Banks in Europe are warning about the emergence of a rare, virtually invisible form of ATM skimmer involving a so-called “wiretapping” device that is inserted through a tiny hole cut in the cash machine’s front. The hole is covered up by a fake decal, and the thieves then use custom-made equipment to attach the device to ATM’s internal card reader.
According to the European ATM Security Team (EAST), a nonprofit that represents banks in 29 countries, financial institutions in two countries recently reported ATM attacks in which the card data was compromised internally by “wire-tapping” or “eavesdropping” on the customer transaction. The image below shows some criminal equipment used to perpetrate these eavesdropping attacks.
Equipment used by crooks to conduct “eavesdropping” or “wiretapping” attacks on ATMs. Source: EAST.
“The criminals cut a hole in the fascia around the card reader where the decal is situated,” EAST described in a recent, non-public report. “A device is then inserted and connected internally onto the card reader, and the hole covered with a fake decal”
[pictured, bottom right].
Pictured above are what appear to be wires that are fed into the machine with some custom-made rods. It looks like the data is collected by removing the decal, fishing out the wire attached to the ATM’s card reader, and connecting it to a handheld data storage device.
I sought clarification from EAST about how the device works. Most skimmers are card slot overlay devices that work by using a built-in component which reads the account data off of the magnetic stripe when the customer inserts the card. But Lachlan Gunn, EAST’s executive director, suggested that this device intercepts the card data from the legitimate card reader on the inside of the ATM. He described the wiretapping device this way:
“It’s where a tap is attached to the pre-read head or read head of the card reader,” Lachlan said. “The card data is then read through the tap. We still classify it as skimming, but technically the magnetic stripe [on the customer/victim’s card] is not directly skimmed as the data is intercepted.”
The last report in my ATM skimming series showcased some major innovations in so-called “insert skimmers,” card-skimming devices made to fix snugly and invisibly inside the throat of the card acceptance slot.

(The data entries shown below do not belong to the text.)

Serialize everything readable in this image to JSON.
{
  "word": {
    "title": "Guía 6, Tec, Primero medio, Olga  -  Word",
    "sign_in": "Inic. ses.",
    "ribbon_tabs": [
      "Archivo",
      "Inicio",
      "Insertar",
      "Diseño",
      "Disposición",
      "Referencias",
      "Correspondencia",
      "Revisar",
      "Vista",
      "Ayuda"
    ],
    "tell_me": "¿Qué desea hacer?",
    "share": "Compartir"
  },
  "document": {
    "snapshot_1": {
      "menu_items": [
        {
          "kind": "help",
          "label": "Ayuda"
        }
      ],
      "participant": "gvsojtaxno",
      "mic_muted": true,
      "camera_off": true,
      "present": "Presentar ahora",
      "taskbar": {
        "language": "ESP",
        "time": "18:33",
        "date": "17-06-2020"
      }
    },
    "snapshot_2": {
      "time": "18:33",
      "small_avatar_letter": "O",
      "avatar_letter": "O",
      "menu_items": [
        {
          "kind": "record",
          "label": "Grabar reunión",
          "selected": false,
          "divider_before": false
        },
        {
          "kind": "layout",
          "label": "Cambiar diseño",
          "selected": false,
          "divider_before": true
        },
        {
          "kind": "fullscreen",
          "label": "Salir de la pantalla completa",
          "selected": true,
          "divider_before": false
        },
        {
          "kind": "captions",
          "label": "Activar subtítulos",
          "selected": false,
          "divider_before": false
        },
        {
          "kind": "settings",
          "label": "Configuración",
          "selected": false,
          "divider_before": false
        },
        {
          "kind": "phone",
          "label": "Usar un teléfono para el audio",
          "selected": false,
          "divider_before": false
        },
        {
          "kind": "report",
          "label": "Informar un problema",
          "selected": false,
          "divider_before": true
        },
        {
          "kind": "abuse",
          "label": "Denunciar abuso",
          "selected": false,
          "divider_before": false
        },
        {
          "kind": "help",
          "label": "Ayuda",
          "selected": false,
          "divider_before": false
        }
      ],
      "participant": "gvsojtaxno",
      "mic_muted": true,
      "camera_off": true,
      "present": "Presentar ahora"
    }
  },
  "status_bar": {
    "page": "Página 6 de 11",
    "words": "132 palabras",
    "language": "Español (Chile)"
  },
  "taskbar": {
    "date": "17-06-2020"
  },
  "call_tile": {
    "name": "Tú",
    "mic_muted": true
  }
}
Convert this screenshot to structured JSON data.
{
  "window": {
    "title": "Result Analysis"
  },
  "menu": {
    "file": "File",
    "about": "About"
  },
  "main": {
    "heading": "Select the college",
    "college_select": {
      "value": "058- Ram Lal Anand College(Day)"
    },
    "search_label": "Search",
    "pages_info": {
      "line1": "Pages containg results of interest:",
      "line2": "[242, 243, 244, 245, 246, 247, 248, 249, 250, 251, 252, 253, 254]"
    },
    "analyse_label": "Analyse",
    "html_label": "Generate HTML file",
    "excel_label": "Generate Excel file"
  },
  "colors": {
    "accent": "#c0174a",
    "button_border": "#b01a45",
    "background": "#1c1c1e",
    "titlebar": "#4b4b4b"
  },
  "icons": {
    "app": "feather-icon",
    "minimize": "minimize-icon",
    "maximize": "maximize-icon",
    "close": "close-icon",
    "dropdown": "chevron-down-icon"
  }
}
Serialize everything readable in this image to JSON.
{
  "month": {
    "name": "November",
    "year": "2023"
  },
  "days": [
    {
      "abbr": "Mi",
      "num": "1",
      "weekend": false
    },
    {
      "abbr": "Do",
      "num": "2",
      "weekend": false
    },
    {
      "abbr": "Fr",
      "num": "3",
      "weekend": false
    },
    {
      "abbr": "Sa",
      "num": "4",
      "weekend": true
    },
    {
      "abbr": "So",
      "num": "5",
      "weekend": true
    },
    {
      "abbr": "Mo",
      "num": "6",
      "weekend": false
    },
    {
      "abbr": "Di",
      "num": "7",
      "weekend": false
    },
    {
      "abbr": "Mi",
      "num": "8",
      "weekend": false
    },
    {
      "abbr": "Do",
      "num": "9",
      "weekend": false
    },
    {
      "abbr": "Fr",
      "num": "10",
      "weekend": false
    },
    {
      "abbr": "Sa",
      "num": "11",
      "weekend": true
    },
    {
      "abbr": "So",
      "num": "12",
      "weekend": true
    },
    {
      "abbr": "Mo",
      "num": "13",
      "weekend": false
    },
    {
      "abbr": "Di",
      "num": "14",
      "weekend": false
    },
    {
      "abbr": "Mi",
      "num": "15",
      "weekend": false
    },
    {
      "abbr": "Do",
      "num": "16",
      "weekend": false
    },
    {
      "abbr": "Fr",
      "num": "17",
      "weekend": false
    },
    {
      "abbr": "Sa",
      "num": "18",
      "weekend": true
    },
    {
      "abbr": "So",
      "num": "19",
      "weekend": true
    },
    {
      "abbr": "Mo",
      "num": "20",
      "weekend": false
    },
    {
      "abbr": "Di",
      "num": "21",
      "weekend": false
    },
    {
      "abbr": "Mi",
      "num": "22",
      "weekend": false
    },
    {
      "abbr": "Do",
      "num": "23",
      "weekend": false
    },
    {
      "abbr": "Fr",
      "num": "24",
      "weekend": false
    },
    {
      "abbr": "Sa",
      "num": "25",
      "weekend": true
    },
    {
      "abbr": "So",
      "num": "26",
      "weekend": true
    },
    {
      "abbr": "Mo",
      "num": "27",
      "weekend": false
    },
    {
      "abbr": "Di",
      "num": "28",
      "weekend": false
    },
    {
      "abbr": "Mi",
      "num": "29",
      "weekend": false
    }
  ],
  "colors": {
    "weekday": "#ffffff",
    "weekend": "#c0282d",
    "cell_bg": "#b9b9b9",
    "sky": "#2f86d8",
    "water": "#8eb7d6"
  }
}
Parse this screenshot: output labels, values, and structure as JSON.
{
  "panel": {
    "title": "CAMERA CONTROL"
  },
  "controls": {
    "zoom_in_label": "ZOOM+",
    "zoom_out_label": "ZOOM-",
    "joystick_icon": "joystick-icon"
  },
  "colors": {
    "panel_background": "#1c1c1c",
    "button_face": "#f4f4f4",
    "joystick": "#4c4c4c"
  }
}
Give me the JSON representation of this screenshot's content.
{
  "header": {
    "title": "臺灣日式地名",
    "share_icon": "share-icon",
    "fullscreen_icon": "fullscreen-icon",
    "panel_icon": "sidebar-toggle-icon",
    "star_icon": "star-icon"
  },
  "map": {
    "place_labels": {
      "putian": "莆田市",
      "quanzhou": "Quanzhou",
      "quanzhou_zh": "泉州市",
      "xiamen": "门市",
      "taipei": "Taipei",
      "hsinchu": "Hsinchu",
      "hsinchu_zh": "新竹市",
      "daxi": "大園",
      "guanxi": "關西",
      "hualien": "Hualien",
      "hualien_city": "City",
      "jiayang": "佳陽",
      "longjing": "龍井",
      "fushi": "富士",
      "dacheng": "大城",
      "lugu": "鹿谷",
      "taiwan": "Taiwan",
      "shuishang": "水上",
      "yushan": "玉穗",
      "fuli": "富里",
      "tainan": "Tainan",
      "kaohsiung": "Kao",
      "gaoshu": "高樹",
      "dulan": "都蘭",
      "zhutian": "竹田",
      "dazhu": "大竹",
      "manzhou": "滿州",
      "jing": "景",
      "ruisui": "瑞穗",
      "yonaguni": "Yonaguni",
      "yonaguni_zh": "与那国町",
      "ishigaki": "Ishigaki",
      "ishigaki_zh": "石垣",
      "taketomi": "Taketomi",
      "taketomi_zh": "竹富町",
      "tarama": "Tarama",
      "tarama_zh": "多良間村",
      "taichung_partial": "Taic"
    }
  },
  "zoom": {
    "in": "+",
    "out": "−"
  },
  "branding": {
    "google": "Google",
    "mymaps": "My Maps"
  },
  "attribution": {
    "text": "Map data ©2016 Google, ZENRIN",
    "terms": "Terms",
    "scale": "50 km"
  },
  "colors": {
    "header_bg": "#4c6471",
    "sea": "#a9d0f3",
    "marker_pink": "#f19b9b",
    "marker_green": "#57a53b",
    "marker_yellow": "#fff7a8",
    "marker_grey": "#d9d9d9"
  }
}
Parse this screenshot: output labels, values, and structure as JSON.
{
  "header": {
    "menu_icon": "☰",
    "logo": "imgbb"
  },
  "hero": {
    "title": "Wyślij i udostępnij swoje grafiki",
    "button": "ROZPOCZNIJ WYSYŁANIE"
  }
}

EAST’s new report includes another, slightly more advanced, insert skimmer that’s being called an “insert transmitter skimmer.”
Like the one pictured below, an insert transmitter skimmer is made up of two steel plates and an internal battery that lasts approximately one to two weeks. “They do not store data, but transmit it directly to a receiving device — probably placed less than 1 meter from the ATM. Continue reading →